Exercise:
Search the data for the word "this" and copy every line that contains it.

★ ★ ★ ★ ★ ★ ★

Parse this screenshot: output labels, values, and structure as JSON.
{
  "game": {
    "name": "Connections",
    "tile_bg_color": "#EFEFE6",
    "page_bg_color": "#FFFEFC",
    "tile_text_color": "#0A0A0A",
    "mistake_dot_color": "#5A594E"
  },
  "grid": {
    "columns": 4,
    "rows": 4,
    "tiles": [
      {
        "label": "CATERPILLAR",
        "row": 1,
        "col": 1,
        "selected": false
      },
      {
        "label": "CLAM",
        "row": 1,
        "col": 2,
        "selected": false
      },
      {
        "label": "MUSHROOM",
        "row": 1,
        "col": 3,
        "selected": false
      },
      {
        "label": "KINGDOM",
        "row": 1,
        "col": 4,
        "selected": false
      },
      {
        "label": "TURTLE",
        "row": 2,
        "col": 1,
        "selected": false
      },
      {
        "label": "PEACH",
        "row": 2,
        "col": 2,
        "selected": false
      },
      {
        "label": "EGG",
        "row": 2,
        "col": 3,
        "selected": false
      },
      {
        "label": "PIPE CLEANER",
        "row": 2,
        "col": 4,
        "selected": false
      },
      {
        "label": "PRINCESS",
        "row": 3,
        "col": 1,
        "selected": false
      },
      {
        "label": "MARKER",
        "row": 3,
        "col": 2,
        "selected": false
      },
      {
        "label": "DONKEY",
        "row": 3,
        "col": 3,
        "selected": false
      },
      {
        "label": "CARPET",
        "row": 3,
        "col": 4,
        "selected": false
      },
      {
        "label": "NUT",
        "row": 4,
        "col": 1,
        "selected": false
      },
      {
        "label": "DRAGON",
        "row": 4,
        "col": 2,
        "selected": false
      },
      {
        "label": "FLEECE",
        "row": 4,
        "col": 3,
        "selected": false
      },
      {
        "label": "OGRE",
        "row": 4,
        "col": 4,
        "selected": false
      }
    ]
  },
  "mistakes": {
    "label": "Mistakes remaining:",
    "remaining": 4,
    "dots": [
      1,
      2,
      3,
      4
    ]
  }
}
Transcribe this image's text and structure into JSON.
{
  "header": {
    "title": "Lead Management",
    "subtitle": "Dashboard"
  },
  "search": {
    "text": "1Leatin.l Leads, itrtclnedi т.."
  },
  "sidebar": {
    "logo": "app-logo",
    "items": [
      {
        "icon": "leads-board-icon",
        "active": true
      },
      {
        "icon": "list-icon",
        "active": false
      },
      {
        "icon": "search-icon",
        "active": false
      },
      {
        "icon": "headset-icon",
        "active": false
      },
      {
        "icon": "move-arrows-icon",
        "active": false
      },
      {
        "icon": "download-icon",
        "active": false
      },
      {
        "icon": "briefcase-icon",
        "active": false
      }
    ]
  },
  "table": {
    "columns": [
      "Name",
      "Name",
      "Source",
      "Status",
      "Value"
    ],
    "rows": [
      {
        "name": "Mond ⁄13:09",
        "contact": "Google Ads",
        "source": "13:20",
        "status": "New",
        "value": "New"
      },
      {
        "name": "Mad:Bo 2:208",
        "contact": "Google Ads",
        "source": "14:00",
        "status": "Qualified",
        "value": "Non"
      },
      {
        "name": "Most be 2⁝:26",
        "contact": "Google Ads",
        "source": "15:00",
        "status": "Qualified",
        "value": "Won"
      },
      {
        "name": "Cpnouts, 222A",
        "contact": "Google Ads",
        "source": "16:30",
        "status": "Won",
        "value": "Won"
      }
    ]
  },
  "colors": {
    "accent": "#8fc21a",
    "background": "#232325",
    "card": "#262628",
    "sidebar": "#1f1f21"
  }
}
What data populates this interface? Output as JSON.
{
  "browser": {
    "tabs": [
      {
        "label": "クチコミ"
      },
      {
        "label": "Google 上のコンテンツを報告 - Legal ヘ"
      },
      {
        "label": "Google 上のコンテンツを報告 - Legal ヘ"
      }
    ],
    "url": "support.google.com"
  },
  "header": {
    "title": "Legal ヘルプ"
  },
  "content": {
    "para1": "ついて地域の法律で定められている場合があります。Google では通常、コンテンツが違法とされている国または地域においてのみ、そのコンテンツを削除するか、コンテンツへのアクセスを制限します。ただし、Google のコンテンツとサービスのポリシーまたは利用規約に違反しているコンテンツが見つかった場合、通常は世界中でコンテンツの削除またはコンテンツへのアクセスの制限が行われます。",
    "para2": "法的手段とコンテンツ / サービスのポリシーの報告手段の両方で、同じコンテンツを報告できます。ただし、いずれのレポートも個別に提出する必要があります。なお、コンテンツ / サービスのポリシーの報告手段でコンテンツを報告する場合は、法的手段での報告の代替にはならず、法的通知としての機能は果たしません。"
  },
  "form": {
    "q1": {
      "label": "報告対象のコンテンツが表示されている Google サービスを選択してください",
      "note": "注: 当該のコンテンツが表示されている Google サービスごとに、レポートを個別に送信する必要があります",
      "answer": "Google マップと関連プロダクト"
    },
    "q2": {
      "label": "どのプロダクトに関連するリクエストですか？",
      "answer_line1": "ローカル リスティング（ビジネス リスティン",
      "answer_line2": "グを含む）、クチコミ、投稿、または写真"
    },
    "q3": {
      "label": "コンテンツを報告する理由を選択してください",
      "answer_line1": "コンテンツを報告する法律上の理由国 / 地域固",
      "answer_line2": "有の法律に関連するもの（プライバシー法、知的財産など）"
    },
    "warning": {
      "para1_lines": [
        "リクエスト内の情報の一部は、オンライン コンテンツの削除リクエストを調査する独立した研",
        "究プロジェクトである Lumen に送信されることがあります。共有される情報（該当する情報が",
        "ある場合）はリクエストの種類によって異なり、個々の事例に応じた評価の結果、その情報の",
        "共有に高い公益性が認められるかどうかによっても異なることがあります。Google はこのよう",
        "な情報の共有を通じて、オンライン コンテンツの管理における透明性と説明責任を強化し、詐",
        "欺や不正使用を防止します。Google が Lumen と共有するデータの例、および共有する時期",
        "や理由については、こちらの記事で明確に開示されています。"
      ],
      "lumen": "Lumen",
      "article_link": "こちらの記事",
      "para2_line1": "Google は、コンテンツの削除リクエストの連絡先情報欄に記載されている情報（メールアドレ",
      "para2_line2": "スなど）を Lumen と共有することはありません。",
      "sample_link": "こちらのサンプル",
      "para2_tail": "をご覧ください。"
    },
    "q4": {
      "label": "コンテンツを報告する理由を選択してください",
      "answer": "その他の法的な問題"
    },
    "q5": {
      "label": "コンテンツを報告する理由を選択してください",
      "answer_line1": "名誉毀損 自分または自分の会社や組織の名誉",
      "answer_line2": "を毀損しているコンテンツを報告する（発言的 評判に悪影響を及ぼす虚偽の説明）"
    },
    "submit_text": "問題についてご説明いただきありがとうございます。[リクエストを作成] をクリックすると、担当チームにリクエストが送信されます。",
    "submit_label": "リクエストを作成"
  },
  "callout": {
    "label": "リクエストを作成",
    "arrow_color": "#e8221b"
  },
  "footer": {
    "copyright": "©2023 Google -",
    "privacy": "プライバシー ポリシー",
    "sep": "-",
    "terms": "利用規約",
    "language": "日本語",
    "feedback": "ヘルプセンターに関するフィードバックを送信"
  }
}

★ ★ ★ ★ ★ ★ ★

Task output:
Parse this screenshot: output labels, values, and structure as JSON.
Transcribe this image's text and structure into JSON.
What data populates this interface? Output as JSON.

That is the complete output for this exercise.